The Dictionary of Deities and Demons in the Bible is the single major work of reference on the gods, angels, demons, spirits and semi-divine heroes whose names occur in the biblical books. First published in 1995 and chosen by Choice as Best Reference Work of 1996, it is now republished in a new extensively revised edition.
30 entries appear for the first time in the new edition, while more than 100 others have been brought up to date with the latest state of research. Arranged in the order of the Latin alphabet, the more than four-hundred names are those found in the books of the Hebrew and the Greek Bible, Old and New Testament, including the Apocrypha. There are entries on divine names recognized as such by the biblical authors; divine names in theophoric toponyms and anthroponyms; secular terms which occur as divine names in neighbouring civilizations, conjectural divine names, at times based on textual emendation, proposed by modern scholarship; and humans who acquired a semi-divine status in tradition.
A typical entry contains a discussion of the pertinent name, its meaning, the religio-historical background, relevant biblical passages and an up-to-date bibliography. Owing to the comprehensive coverage of names and its religio-historical emphasis, the Dictionary of Deities and Demons provides crucial information concerning the spiritual world in which the Peoples of the Book have lived. Extensive indices and cross-references provide easy access to the rich information of the dictionary.
Dictionary of Deities and Demons is the fruit of a common effort of a group of more than a hundred international scholars from a variety of traditions. Chosen for their special competence, the contributors write about those deities or demons for which their research makes them eminently qualified. Acting as advisors are Hans Dieter Betz (Chicago), André Caquot (Paris), Jonas C. Greenfield (Jerusalem), Erik Hornung (Basel), Michael Stone (Jerusalem), and Manfred Weipert (Heidelberg).
“Beginning in the second millennium Assur was given a theological personality by regarding him as the Assyrian Enlil, Enlil being the god of Nippur and one of the most important figures in the pantheon of Babylonia.” (Page 108)
“A third group of deities consists of gods mentioned in the Bible, but not in their capacity as gods.
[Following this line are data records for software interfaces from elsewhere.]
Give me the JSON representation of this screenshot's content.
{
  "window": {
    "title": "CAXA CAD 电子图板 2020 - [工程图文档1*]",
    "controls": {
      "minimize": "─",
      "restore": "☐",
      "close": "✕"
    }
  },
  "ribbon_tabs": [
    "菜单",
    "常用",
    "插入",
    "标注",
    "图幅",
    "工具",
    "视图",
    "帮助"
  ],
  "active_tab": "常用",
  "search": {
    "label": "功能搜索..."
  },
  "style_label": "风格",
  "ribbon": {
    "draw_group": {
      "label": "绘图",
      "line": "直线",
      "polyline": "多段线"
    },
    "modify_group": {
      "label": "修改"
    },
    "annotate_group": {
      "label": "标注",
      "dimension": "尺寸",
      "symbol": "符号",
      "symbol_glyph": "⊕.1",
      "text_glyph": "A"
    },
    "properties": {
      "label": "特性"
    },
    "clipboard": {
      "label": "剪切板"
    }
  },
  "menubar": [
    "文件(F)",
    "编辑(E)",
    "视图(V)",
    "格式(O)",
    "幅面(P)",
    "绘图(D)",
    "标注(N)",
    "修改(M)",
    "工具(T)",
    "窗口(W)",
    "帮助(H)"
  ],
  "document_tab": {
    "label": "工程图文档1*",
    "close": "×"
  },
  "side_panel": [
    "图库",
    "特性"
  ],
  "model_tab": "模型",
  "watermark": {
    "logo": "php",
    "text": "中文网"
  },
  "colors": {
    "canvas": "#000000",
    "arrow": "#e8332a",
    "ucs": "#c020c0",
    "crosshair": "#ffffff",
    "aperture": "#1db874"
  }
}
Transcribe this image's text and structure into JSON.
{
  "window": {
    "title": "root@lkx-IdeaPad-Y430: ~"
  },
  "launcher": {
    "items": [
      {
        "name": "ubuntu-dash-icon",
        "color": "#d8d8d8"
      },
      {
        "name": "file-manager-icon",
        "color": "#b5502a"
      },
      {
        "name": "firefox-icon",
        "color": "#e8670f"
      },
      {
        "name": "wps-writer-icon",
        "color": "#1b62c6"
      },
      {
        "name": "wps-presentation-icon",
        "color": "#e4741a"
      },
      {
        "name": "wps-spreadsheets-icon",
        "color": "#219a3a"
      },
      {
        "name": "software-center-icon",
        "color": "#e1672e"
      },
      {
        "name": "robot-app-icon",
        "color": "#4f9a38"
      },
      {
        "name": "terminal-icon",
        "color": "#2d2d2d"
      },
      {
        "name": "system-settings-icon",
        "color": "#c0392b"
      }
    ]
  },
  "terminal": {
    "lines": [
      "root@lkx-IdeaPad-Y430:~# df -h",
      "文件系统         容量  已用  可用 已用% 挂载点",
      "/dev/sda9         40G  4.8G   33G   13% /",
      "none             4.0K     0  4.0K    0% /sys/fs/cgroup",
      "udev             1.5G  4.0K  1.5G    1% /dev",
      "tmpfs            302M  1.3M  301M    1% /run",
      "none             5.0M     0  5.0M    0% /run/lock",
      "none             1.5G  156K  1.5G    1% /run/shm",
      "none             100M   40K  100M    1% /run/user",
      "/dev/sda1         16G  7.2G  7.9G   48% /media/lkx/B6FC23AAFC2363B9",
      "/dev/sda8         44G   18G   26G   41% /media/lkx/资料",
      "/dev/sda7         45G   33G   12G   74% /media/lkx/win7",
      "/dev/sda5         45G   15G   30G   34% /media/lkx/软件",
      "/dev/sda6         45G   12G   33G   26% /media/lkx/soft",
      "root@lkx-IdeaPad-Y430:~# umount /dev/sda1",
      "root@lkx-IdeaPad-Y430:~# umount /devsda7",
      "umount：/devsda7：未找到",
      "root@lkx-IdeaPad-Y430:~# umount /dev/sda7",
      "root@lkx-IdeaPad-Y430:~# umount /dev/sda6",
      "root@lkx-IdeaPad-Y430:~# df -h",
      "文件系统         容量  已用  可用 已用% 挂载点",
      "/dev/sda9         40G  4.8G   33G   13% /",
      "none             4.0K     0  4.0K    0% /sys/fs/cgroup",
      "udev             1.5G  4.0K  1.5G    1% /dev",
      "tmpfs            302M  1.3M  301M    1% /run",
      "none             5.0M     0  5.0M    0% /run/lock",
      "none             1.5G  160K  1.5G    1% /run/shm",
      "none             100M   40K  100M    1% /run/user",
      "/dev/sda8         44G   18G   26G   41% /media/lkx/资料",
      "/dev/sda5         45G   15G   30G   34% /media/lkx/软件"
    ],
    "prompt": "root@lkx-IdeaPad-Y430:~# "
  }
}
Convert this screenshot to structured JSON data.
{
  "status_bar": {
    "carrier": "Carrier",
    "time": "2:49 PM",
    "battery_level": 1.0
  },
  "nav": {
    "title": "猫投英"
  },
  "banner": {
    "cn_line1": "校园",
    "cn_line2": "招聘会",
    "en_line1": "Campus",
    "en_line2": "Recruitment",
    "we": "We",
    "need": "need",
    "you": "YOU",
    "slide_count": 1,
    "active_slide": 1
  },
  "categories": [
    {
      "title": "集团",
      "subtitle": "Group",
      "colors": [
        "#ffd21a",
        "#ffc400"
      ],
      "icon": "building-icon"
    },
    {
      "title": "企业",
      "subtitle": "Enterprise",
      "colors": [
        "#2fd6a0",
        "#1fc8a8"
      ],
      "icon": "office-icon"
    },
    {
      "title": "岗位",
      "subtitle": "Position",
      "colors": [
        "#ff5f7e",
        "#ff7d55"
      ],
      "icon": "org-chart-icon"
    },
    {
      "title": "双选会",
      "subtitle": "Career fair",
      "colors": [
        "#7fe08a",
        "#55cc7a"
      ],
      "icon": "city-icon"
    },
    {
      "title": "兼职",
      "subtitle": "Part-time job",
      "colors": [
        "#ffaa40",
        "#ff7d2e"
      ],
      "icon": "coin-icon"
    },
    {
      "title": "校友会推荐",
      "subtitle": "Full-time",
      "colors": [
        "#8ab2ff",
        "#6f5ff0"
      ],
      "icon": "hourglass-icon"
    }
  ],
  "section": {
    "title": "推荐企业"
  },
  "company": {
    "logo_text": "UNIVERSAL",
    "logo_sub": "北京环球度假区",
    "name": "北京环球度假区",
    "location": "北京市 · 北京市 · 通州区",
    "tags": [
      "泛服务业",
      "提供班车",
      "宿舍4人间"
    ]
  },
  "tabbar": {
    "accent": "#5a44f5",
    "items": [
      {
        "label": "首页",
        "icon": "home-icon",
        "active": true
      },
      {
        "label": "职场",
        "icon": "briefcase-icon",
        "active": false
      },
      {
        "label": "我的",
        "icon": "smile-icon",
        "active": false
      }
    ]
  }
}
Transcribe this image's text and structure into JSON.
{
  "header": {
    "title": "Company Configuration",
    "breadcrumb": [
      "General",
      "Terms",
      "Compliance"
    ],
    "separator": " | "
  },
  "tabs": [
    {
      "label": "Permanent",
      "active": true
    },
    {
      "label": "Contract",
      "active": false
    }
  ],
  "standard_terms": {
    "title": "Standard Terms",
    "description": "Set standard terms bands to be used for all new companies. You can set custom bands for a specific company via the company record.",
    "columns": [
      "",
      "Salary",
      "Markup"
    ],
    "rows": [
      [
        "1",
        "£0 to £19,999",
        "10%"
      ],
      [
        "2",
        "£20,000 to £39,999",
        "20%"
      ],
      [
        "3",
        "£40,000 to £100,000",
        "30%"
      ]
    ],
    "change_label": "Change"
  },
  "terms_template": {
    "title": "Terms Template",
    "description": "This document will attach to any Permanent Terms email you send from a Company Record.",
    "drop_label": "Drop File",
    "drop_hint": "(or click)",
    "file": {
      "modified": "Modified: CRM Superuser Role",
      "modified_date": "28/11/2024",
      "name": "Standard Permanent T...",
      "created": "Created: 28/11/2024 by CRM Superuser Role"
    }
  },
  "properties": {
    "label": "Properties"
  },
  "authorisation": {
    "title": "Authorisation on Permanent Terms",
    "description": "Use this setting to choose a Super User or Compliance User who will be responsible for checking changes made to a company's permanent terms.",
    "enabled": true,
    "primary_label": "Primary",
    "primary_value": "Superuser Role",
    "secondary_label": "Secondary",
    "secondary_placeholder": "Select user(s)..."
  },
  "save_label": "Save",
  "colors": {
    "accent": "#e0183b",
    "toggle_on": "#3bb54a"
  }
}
They are the so-called demythologized deities.” (source)
“The geographical indication Bashan functions as the depiction of the divine abode in Ps 68:16 and Deut 33:22, also without article, related possibly to Canaanite mythology which places here the heavenly/infernal dwelling place of its deified dead kings, echoed in the Biblical geographical tradition mentioned in bāšān I a) and probably in b).” (Page 161)
“It should be stressed that the Egyptian gods are not eternal, not all-seeing and all-knowing, and not all-powerful.” (Page 354)
“Although Behemoth is not mentioned in the NT, Rev 13 patently is informed by the Leviathan-Behemoth tradition. In this pericope two kindred beasts rise up in united opposition to the righteous, the one beast ‘from the →Sea’ (13:1) and ‘another beast which rose out of the →Earth’ (13:11).” (Page 166)
This unique source is a grand scholarly achievement whose depth, breadth, and contemporaneity will make it useful to scholars and graduate students in religion and ancient cultures. Highly recommended for any library supporting programs in religion.
—D. Bourquin, Choice, 1996
...this is a fine work, and DDD will not fail to become a household term of scholars. The editors - and not to forget the publisher - can be congratulated on their achievement.
—Internationale Zeitschriftenschau für Bibelwissenschaft und Grenzgebiete, 1995
...an excellent resource on the religious background of the Bible...an invaluable resource for anyone interested in the religious background of the Bible.
—Rich Johnson, Southwestern Journal of Theology, 1998.
It is an authoritative resource, an exhaustive catalog of super-natural beings whose names appear in the Bible (that is, the Hebrew Bible, The Septuagint, and the New Testament)...Recommended for academic collections...
—Craig W. Beard, Library Journal, 1999.
Every serious student of the Bible and its ancient setting must have this important tool near his or her desk.
—Internationale Zeitschriftenschau für Bibelwissenschaft und Grenzgebiete, 1999.
…magnificently produced…This work is invaluable for the beginning and competent reseracher.
—Linda L. Lam-Easton, American Reference Books Annual, 2000.